to the close of the reign of Tiberius. To this work two allusions—one in Lactantius
Inst. vii. 15.14
) and one in Suetonius (
）— must be referred. From the former we gather that,
like Tacitus, he commenced his history by a brief generalizing retrospect of Rome's entire
past, in which he compared the various epochs of her development to those of a human life.
Lucius Seneca, in a fragment of a lost biography of his father, claims for it a place among
the literary monuments of the age; but with some diffidence, as if conscious that his filial
piety overpowered his critical judgment. At all events, we hear nothing of it from any other
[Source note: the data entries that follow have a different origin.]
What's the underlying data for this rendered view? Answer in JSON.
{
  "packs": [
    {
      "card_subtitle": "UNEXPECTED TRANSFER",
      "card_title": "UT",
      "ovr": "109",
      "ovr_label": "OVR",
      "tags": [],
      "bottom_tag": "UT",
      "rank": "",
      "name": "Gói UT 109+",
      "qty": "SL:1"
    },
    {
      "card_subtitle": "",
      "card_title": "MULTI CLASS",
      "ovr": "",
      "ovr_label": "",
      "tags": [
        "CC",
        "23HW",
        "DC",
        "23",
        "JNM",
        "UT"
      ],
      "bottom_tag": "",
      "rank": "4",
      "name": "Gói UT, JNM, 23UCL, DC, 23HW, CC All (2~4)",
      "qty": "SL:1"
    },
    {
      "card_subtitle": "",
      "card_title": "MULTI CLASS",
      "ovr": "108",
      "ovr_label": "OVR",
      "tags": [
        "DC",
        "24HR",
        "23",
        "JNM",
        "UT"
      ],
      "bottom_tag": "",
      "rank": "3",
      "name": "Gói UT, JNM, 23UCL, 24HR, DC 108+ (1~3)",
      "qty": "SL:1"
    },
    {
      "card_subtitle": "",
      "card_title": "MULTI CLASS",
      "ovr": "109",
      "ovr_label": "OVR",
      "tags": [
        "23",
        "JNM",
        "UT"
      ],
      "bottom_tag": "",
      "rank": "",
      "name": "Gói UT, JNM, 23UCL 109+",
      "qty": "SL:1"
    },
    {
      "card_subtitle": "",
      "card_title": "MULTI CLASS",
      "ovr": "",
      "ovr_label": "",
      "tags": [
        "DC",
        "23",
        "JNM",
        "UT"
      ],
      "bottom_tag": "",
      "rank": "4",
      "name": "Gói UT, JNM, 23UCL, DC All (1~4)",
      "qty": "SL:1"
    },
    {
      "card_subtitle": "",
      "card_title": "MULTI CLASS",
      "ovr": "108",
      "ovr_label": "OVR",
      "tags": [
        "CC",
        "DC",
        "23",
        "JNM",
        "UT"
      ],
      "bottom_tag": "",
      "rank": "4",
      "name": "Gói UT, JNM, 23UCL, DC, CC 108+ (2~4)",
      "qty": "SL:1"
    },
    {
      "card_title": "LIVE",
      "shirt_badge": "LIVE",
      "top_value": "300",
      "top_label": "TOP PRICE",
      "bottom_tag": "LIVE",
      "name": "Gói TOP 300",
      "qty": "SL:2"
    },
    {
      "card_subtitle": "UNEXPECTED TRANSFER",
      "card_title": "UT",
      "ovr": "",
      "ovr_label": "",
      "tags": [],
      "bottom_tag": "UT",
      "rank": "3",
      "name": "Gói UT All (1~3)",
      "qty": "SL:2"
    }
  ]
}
source. His other work, a series of reminiscences of contemporary rhetoricians, written in his
old age, has, to a great extent, survived. It consists of ten books of
, or discussions of legal cases, and one book of
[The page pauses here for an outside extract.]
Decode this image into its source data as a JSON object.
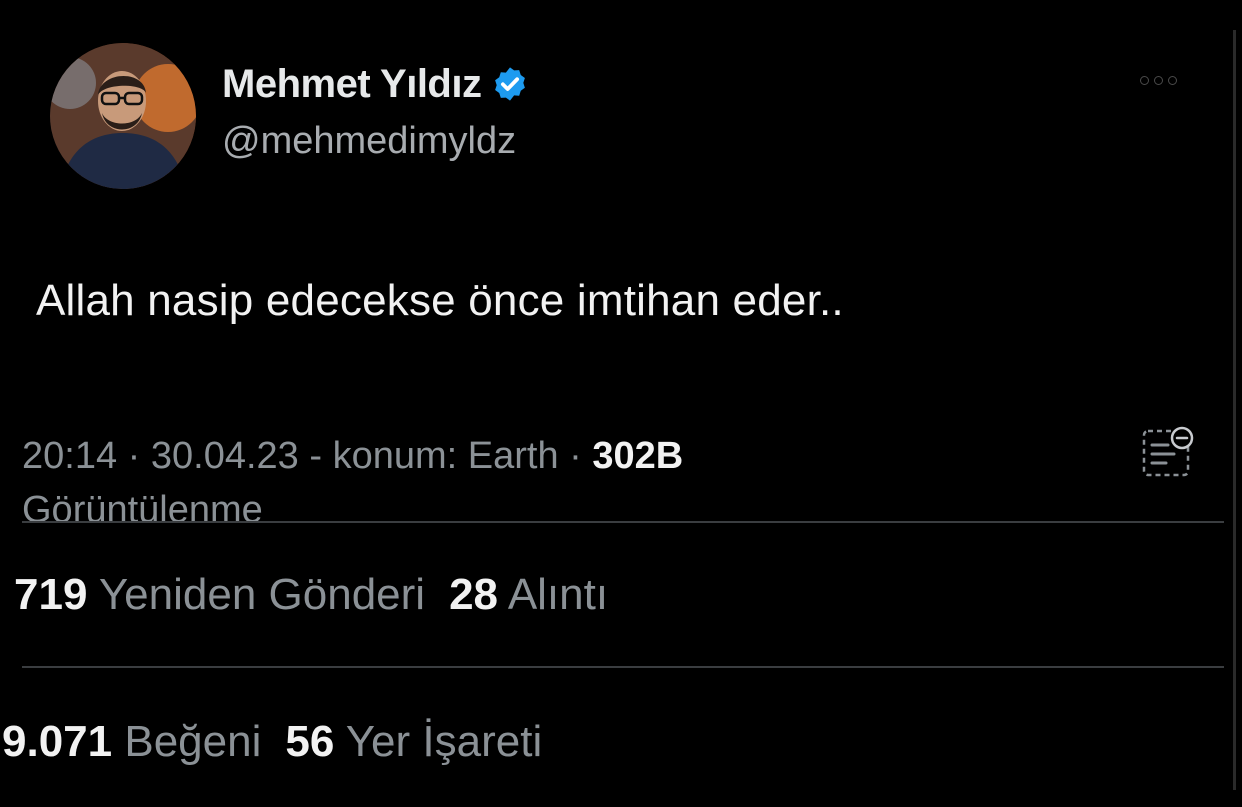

, or themes for rhetorical declamation. The Suasoriae
were written last, but come first in order of publication from grounds of educational
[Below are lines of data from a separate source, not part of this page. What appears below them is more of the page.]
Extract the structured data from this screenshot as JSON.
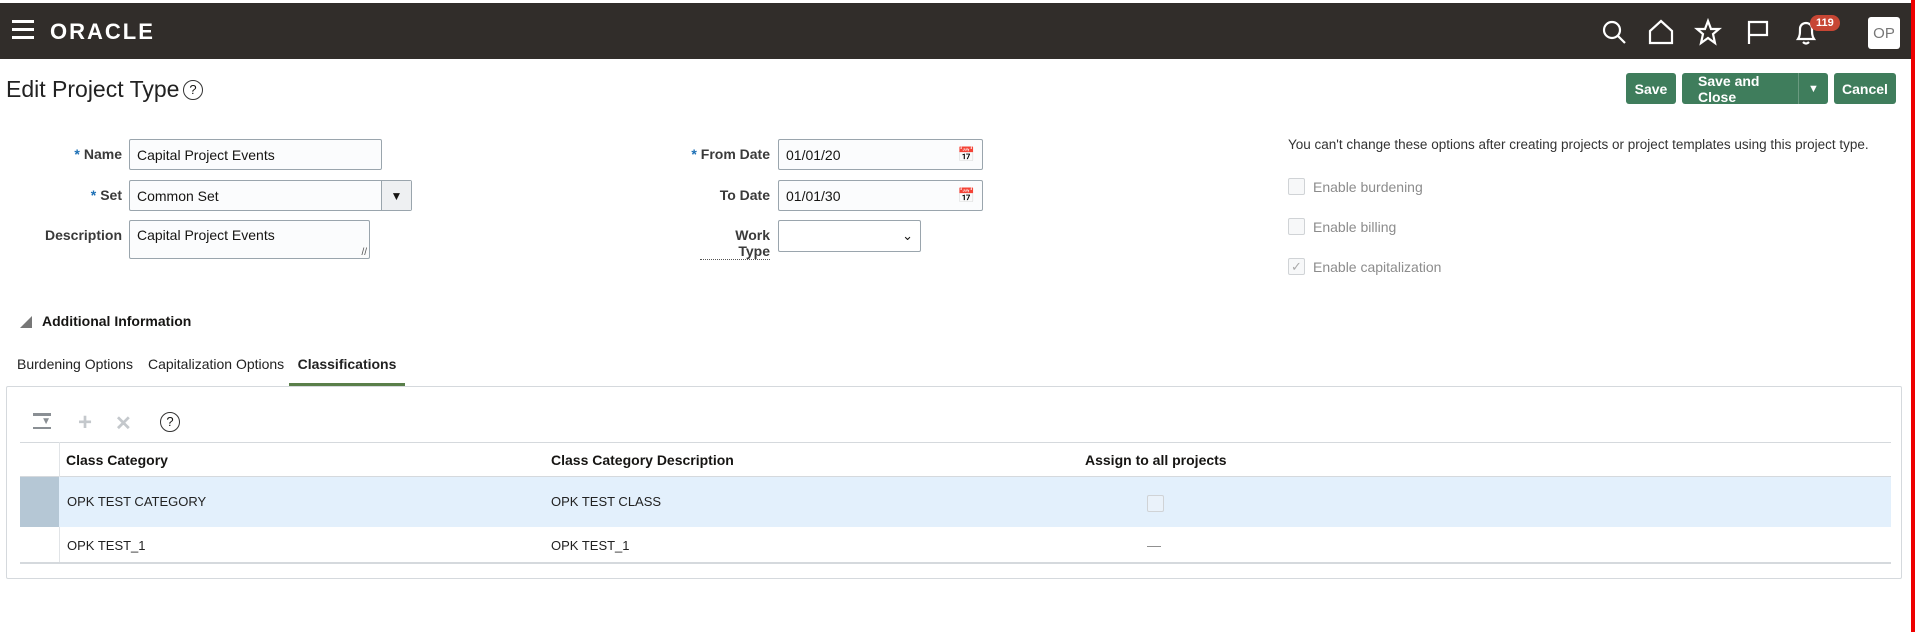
{
  "header": {
    "brand": "ORACLE",
    "notification_count": "119",
    "avatar": "OP",
    "icons": [
      "menu-icon",
      "search-icon",
      "home-icon",
      "star-icon",
      "flag-icon",
      "bell-icon"
    ]
  },
  "page": {
    "title": "Edit Project Type"
  },
  "buttons": {
    "save": "Save",
    "save_close": "Save and Close",
    "cancel": "Cancel"
  },
  "form": {
    "name_label": "Name",
    "name_value": "Capital Project Events",
    "set_label": "Set",
    "set_value": "Common Set",
    "description_label": "Description",
    "description_value": "Capital Project Events",
    "from_date_label": "From Date",
    "from_date_value": "01/01/20",
    "to_date_label": "To Date",
    "to_date_value": "01/01/30",
    "work_type_label": "Work Type",
    "work_type_value": ""
  },
  "options": {
    "note": "You can't change these options after creating projects or project templates using this project type.",
    "items": [
      {
        "label": "Enable burdening",
        "checked": false
      },
      {
        "label": "Enable billing",
        "checked": false
      },
      {
        "label": "Enable capitalization",
        "checked": true
      }
    ]
  },
  "additional": {
    "title": "Additional Information",
    "tabs": [
      "Burdening Options",
      "Capitalization Options",
      "Classifications"
    ],
    "active_tab": "Classifications"
  },
  "table": {
    "columns": [
      "Class Category",
      "Class Category Description",
      "Assign to all projects"
    ],
    "rows": [
      {
        "category": "OPK TEST CATEGORY",
        "description": "OPK TEST CLASS",
        "assign": "checkbox"
      },
      {
        "category": "OPK TEST_1",
        "description": "OPK TEST_1",
        "assign": "—"
      }
    ]
  }
}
convenience. The commencement is lost. The first, second, ninth, and tenth books of
, with their prefaces, are almost perfect. The gaps in the other
books are partially filled up by an abridgment (excerpta
) of the fourth
or fifth century, the prefaces to books v., vi., and viii., however, being lost. These
prefaces are by far the most interesting portion of the work. They are written by Seneca in
his own person, and contain, besides pleasant commonplaces and sallies of
genial humour, many valuable criticisms of the different speakers quoted, expressed in a pure
and classical Latin. The Controversiae
, which are almost entirely made up of
quotations, are for the most part treated under three heads: first, the
, or opinions of the rhetoricians as to the applicability of the law
to the question proposed; second, the Divisio
, or distribution of the legal
argument into its various points or subdivisions, each of which is considered separately; and
thirdly, the Colores
, or pleas for consideration, which, while admitting the
fact, extenuate its gravity or alter its legal complexion.
It is evident that a considerable proportion of the rhetorical quotations was in Greek,
declamatory exercises being indifferently undertaken in either language; but as the book was
used exclusively in the Western Empire, the Greek portions were to a great extent discarded,
and but few are now preserved. It is remarkable that Seneca himself displays a purer taste and
literary style than any of the rhetoricians he quotes, in most of whom the characteristics of
the Silver Age are already prominent.
The subjects of the Suasoriae
are of the kind ridiculed by Juvenal:
“Shall Alexander cross the ocean to find a new world to conquer?”
“Shall Cicero plead with Antony for his life?” “Shall Leonidas
withdraw from Thermopylae?” etc. They are mere school exercises, and, though
ingenious and often eloquent, can hardly be called profitable reading.
Bibliography.—In the earliest editions the above
writings are mixed up with those of Seneca the philosopher, and were not separated before the
editions of N. Faber (Paris, 1587-98)
and A. Schott (Heidelberg, 1603-4;
. An edition was issued by Gronovius (Leiden, 1649; Amsterdam,
. Modern critical editions are those of C. Bursian (Leipzig, 1857)
A. Kiessling (Leipzig, 1872)
; H. J. Müller (Prague, 1887)
The following critical notices are mostly from Teuffel: H. Höfig, De
Sen. Rhet. IV. Codd. MSS. Schottianis (Görlitz, 1858)
; J. Vahlen,
13, 546; A. Kiessling, ib. 16, 50; Beitr. z. Krit. lat.
, 32 (Basle and Geneva, 1864)
; Neue Beitr. zur Kr.
des Rh. S. (Hamburg, 1871)
; Cl. Konitzer, Quaest. in Sen.
Crit. (Breslau, 1864)
; Beitr. z. Krit. des Rh. Sen.
; R. Wachsmuth, Quaest. in Sen. (Posen,
; O. Rebling, Obss. Crit. in Sen. Patrem.
; C. Bursian, Spicilegium Crit. in Sen.
; H. T. Karsten, Spicil. Crit.
; Elocutio Rhetorica Sen. Rhet. (Rotterdam, 1881)
Also J. Körber, Ueber den Rhetor Sen.
(pp. 1-23, 58-66) und die
röm. Rhet. seiner Zeit
(pp. 23-58) (Marburg, 1864)
; O. Gruppe,
(pp. 24-47) (Stettin, 1873)
; M. Sander,
Quaest. Syntacticae in Sen. Rhet. (Greifswald, 1872)
D. Sprachgebrauch des Rhet. Sen. (Waren, 1877-80)
; A. Ahlheim,
De Sen. Rhet. usu Dicendi (Giessen, 1886)
; L. A. Senecae
Oratorum et Rhetorum Sententiae Divisiones Colores
, ed. H. J. Müller
(Bibl. Script. Gr. et Rom.
ed. Carl Schenkl) (Vienna, 1887)